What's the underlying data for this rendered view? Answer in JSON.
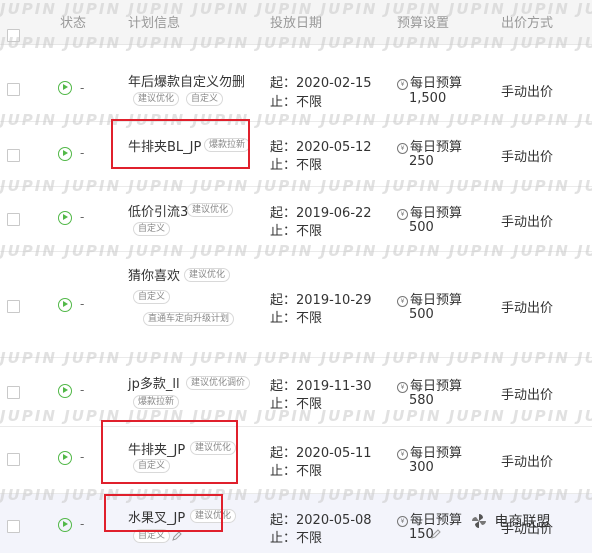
{
  "header": {
    "col_status": "状态",
    "col_plan": "计划信息",
    "col_date": "投放日期",
    "col_budget": "预算设置",
    "col_method": "出价方式"
  },
  "watermark": "JUPIN JUPIN JUPIN JUPIN JUPIN JUPIN JUPIN JUPIN JUPIN JUPIN",
  "rows": [
    {
      "name": "年后爆款自定义勿删",
      "tags": [
        "建议优化",
        "自定义"
      ],
      "start": "起：2020-02-15",
      "end": "止：不限",
      "budget_label": "每日预算",
      "budget_value": "1,500",
      "method": "手动出价",
      "dash": "-"
    },
    {
      "name": "牛排夹BL_JP",
      "tags": [
        "爆款拉新"
      ],
      "start": "起：2020-05-12",
      "end": "止：不限",
      "budget_label": "每日预算",
      "budget_value": "250",
      "method": "手动出价",
      "dash": "-"
    },
    {
      "name": "低价引流3",
      "tags": [
        "建议优化",
        "自定义"
      ],
      "start": "起：2019-06-22",
      "end": "止：不限",
      "budget_label": "每日预算",
      "budget_value": "500",
      "method": "手动出价",
      "dash": "-"
    },
    {
      "name": "猜你喜欢",
      "tags": [
        "建议优化",
        "自定义",
        "直通车定向升级计划"
      ],
      "start": "起：2019-10-29",
      "end": "止：不限",
      "budget_label": "每日预算",
      "budget_value": "500",
      "method": "手动出价",
      "dash": "-"
    },
    {
      "name": "jp多款_ll",
      "tags": [
        "建议优化调价",
        "爆款拉新"
      ],
      "start": "起：2019-11-30",
      "end": "止：不限",
      "budget_label": "每日预算",
      "budget_value": "580",
      "method": "手动出价",
      "dash": "-"
    },
    {
      "name": "牛排夹_JP",
      "tags": [
        "建议优化",
        "自定义"
      ],
      "start": "起：2020-05-11",
      "end": "止：不限",
      "budget_label": "每日预算",
      "budget_value": "300",
      "method": "手动出价",
      "dash": "-"
    },
    {
      "name": "水果叉_JP",
      "tags": [
        "建议优化",
        "自定义"
      ],
      "start": "起：2020-05-08",
      "end": "止：不限",
      "budget_label": "每日预算",
      "budget_value": "150",
      "method": "手动出价",
      "dash": "-"
    }
  ],
  "logo_text": "电商联盟",
  "colors": {
    "highlight": "#e0202c",
    "status_green": "#52b848"
  }
}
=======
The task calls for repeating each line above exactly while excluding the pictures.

▶ Solution for this task
What's the underlying data for this rendered view? Answer in JSON.
{
  "header": {
    "col_status": "状态",
    "col_plan": "计划信息",
    "col_date": "投放日期",
    "col_budget": "预算设置",
    "col_method": "出价方式"
  },
  "watermark": "JUPIN JUPIN JUPIN JUPIN JUPIN JUPIN JUPIN JUPIN JUPIN JUPIN",
  "rows": [
    {
      "name": "年后爆款自定义勿删",
      "tags": [
        "建议优化",
        "自定义"
      ],
      "start": "起：2020-02-15",
      "end": "止：不限",
      "budget_label": "每日预算",
      "budget_value": "1,500",
      "method": "手动出价",
      "dash": "-"
    },
    {
      "name": "牛排夹BL_JP",
      "tags": [
        "爆款拉新"
      ],
      "start": "起：2020-05-12",
      "end": "止：不限",
      "budget_label": "每日预算",
      "budget_value": "250",
      "method": "手动出价",
      "dash": "-"
    },
    {
      "name": "低价引流3",
      "tags": [
        "建议优化",
        "自定义"
      ],
      "start": "起：2019-06-22",
      "end": "止：不限",
      "budget_label": "每日预算",
      "budget_value": "500",
      "method": "手动出价",
      "dash": "-"
    },
    {
      "name": "猜你喜欢",
      "tags": [
        "建议优化",
        "自定义",
        "直通车定向升级计划"
      ],
      "start": "起：2019-10-29",
      "end": "止：不限",
      "budget_label": "每日预算",
      "budget_value": "500",
      "method": "手动出价",
      "dash": "-"
    },
    {
      "name": "jp多款_ll",
      "tags": [
        "建议优化调价",
        "爆款拉新"
      ],
      "start": "起：2019-11-30",
      "end": "止：不限",
      "budget_label": "每日预算",
      "budget_value": "580",
      "method": "手动出价",
      "dash": "-"
    },
    {
      "name": "牛排夹_JP",
      "tags": [
        "建议优化",
        "自定义"
      ],
      "start": "起：2020-05-11",
      "end": "止：不限",
      "budget_label": "每日预算",
      "budget_value": "300",
      "method": "手动出价",
      "dash": "-"
    },
    {
      "name": "水果叉_JP",
      "tags": [
        "建议优化",
        "自定义"
      ],
      "start": "起：2020-05-08",
      "end": "止：不限",
      "budget_label": "每日预算",
      "budget_value": "150",
      "method": "手动出价",
      "dash": "-"
    }
  ],
  "logo_text": "电商联盟",
  "colors": {
    "highlight": "#e0202c",
    "status_green": "#52b848"
  }
}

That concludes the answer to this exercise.